Germany has gone through a radical transformation in how it views its military. In May 2010, German President Horst Köhler said that “a country of our size needs to be aware that … military deployment, too, is necessary if we are to protect our interests such as ensuring free-trade routes or preventing regional instabilities.” At that time, the idea that Germany would use its army to protect economic interests was so controversial that he was forced to resign.
British Prime Minister David Cameron stepped down yesterday. Today’s show compares the state of Britain now to six years ago, when Mr. Cameron came into office. Also on today’s show, your host Stephen Flurry examines Germany’s newly released paper on defense: “White Paper 2016: On German Security Policy and the Future of the Bundeswehr.” Continue reading
BERLIN: Germany and France want to forge closer defence cooperation in the European Union following the departure of Britain, which has “paralysed” such initiatives in the past, German Defence Minister Ursula von der Leyen said on Wednesday.
Presenting a report on German security policy, von der Leyen said Germany and France would lead talks with other countries to assess their appetite for common projects and with the long-term aim of moving toward a common security and defence union. Continue reading
GERMANY wants a bigger military role in NATO and the EU, according to papers due out this week.
Proposals to improve the country’s security defences and boost its political clout marks a significant shift in foreign policy which has deliberately steered clear of controversial global and military affairs since the end of the Second World War.
The German defence ministry will release a white paper stating it is ready to “assume responsibility” and “help meet current and future security and humanitarian challenges”.
Beijing has a documented plan to be the premier global superpower by 2049. It’s over halfway there.
Americans think in four-year election cycles. Chinese leaders think in terms of centuries. Just leaf through the glossy, cream-colored, gold-flecked pages of The Governance of China.

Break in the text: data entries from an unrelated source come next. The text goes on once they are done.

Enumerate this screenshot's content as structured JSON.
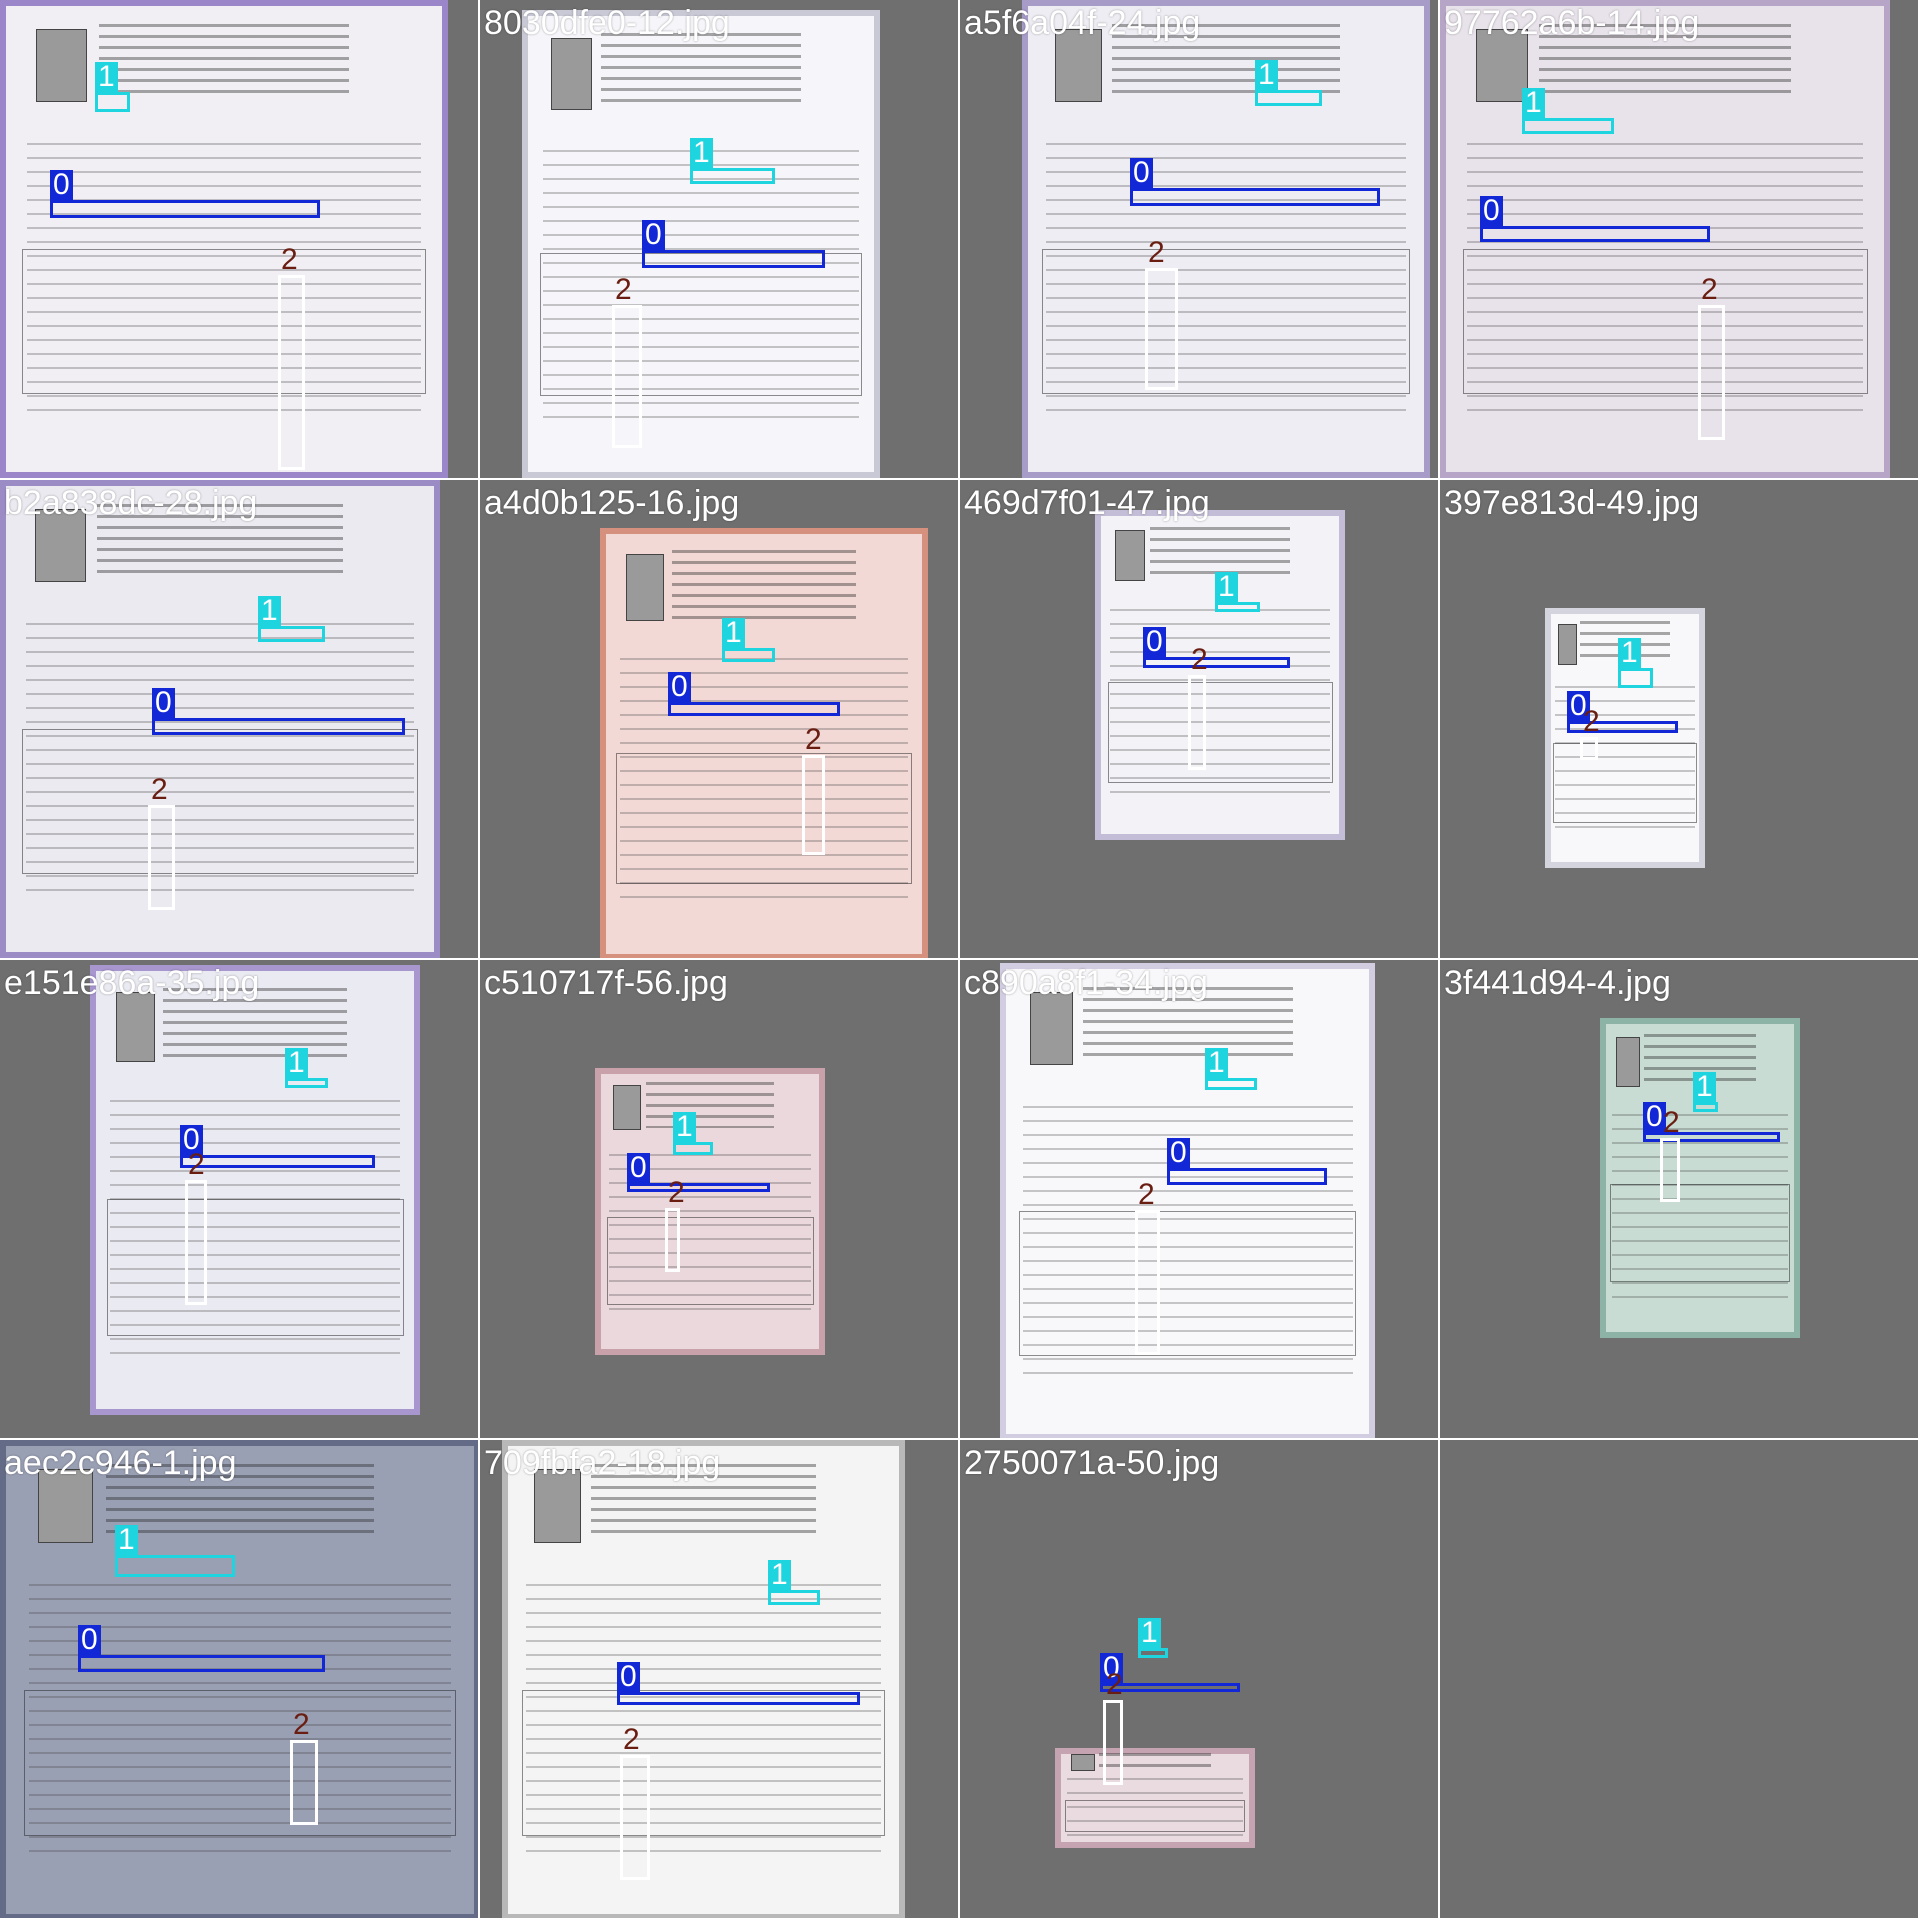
{
  "tiles": [
    {
      "filename": "",
      "labels": [
        "0",
        "1",
        "2"
      ],
      "colors": {
        "bg": "#6f6f6f",
        "paper": "#f1eff4",
        "frame": "#9b86c9"
      }
    },
    {
      "filename": "8030dfe0-12.jpg",
      "labels": [
        "0",
        "1",
        "2"
      ],
      "colors": {
        "bg": "#6f6f6f",
        "paper": "#f6f6fa",
        "frame": "#c9c9d6"
      }
    },
    {
      "filename": "a5f6a04f-24.jpg",
      "labels": [
        "0",
        "1",
        "2"
      ],
      "colors": {
        "bg": "#6f6f6f",
        "paper": "#eeedf3",
        "frame": "#a79bc8"
      }
    },
    {
      "filename": "97762a6b-14.jpg",
      "labels": [
        "0",
        "1",
        "2"
      ],
      "colors": {
        "bg": "#6f6f6f",
        "paper": "#e8e2ea",
        "frame": "#b7a5c8"
      }
    },
    {
      "filename": "b2a838dc-28.jpg",
      "labels": [
        "0",
        "1",
        "2"
      ],
      "colors": {
        "bg": "#6f6f6f",
        "paper": "#eaeaf0",
        "frame": "#9c8cc6"
      }
    },
    {
      "filename": "a4d0b125-16.jpg",
      "labels": [
        "0",
        "1",
        "2"
      ],
      "colors": {
        "bg": "#6f6f6f",
        "paper": "#f2d9d6",
        "frame": "#d6907e"
      }
    },
    {
      "filename": "469d7f01-47.jpg",
      "labels": [
        "0",
        "1",
        "2"
      ],
      "colors": {
        "bg": "#6f6f6f",
        "paper": "#f3f2f6",
        "frame": "#c4bdd7"
      }
    },
    {
      "filename": "397e813d-49.jpg",
      "labels": [
        "0",
        "1",
        "2"
      ],
      "colors": {
        "bg": "#6f6f6f",
        "paper": "#f8f8fb",
        "frame": "#d4d4de"
      }
    },
    {
      "filename": "e151e86a-35.jpg",
      "labels": [
        "0",
        "1",
        "2"
      ],
      "colors": {
        "bg": "#6f6f6f",
        "paper": "#eaeaf2",
        "frame": "#a896cf"
      }
    },
    {
      "filename": "c510717f-56.jpg",
      "labels": [
        "0",
        "1",
        "2"
      ],
      "colors": {
        "bg": "#6f6f6f",
        "paper": "#ebd8dc",
        "frame": "#c9a1ab"
      }
    },
    {
      "filename": "c890a8f1-34.jpg",
      "labels": [
        "0",
        "1",
        "2"
      ],
      "colors": {
        "bg": "#6f6f6f",
        "paper": "#f8f8fb",
        "frame": "#d2cde0"
      }
    },
    {
      "filename": "3f441d94-4.jpg",
      "labels": [
        "0",
        "1",
        "2"
      ],
      "colors": {
        "bg": "#6f6f6f",
        "paper": "#c9dcd4",
        "frame": "#8db3a7"
      }
    },
    {
      "filename": "aec2c946-1.jpg",
      "labels": [
        "0",
        "1",
        "2"
      ],
      "colors": {
        "bg": "#6f6f6f",
        "paper": "#9aa0b4",
        "frame": "#646b86"
      }
    },
    {
      "filename": "709fbfa2-18.jpg",
      "labels": [
        "0",
        "1",
        "2"
      ],
      "colors": {
        "bg": "#6f6f6f",
        "paper": "#f4f4f4",
        "frame": "#b8b8b8"
      }
    },
    {
      "filename": "2750071a-50.jpg",
      "labels": [
        "0",
        "1",
        "2"
      ],
      "colors": {
        "bg": "#6f6f6f",
        "paper": "#eadbe0",
        "frame": "#c5a3b1"
      }
    },
    {
      "filename": "",
      "labels": [],
      "colors": {
        "bg": "#6f6f6f",
        "paper": "#6f6f6f",
        "frame": "#6f6f6f"
      }
    }
  ]
}
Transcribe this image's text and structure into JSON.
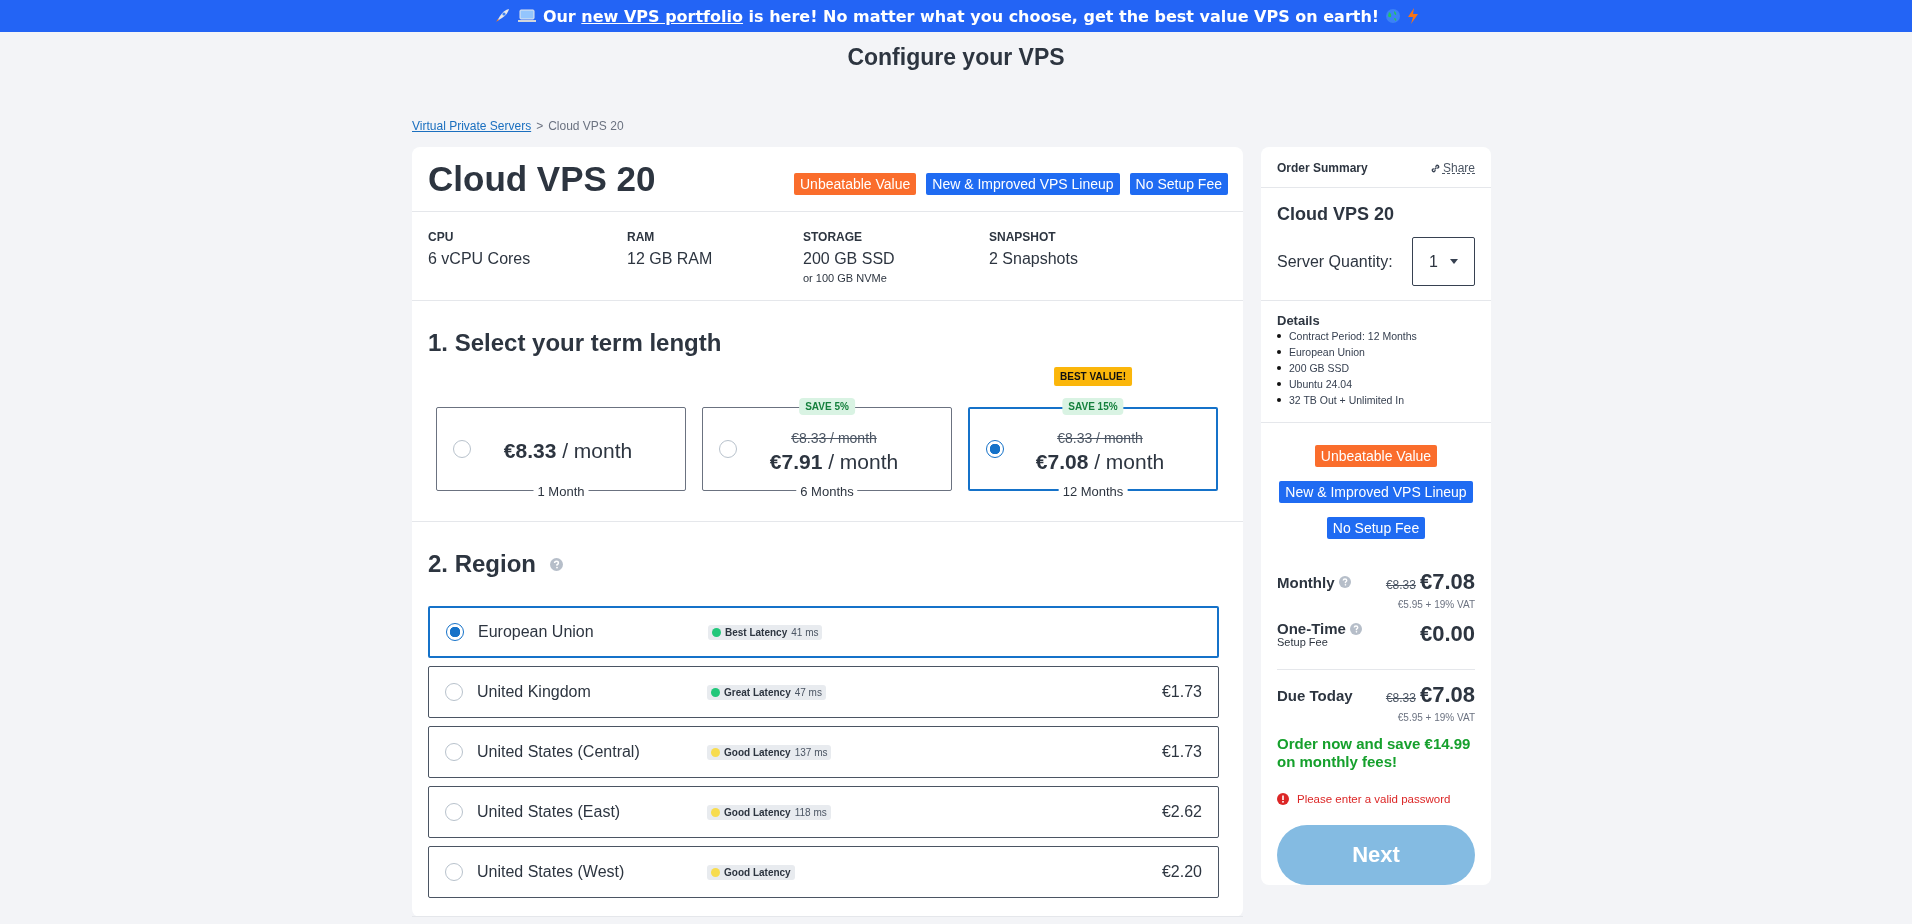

This anthology of political theories by Chinese President Xi Jinping is considered almost sacred scripture in Beijing.
Across 18 chapters about leading the most populous nation on the planet, Xi outlines his utopian vision for the Chinese people. In the world he describes, the Chinese are heirs to an ancient and unique civilization entitled to a privileged position among nations. In this world, China is an economic, cultural and military superpower, while the United States is no longer a major geopolitical power.
Latin America’s political shifts are opening doors for Germany’s economy.
Many nations today are casting their gaze upon a land where natural resources are found in abundance, where raw materials are yet to be extracted, and where renewable energy resources haven’t reached their full potential. They are ogling Latin America as a region that could help them secure their economic future.
For a time, China, and to some degree Russia, seemed to gain the upper edge.
But the Trumpet did not expect that arrangement to last. “[B]e assured that Europe will not stand by passively and allow Beijing and Moscow to elbow it off the dance floor,” we wrote last year.
Now, the political landscape in parts of Latin America is changing, which may open the door for greater German involvement. Continue reading
Britain’s departure from the European Union has ignited a new push to reshape Europe. Headlines are appearing almost daily warning about the rise of a “German superstate” and a more integrated, core group of European nations. To students of Bible prophecy, this shouldn’t come as a surprise. For over 70 years, Herbert W. Armstrong warned about a coming united Europe with Germany at the helm. The Bible explains that Europe will soon be cut down to a union of 10 kings who will give their power to Germany. On today’s show, listen to Stephen Flurry discuss how rapidly these prophecies are being fulfilled. Continue reading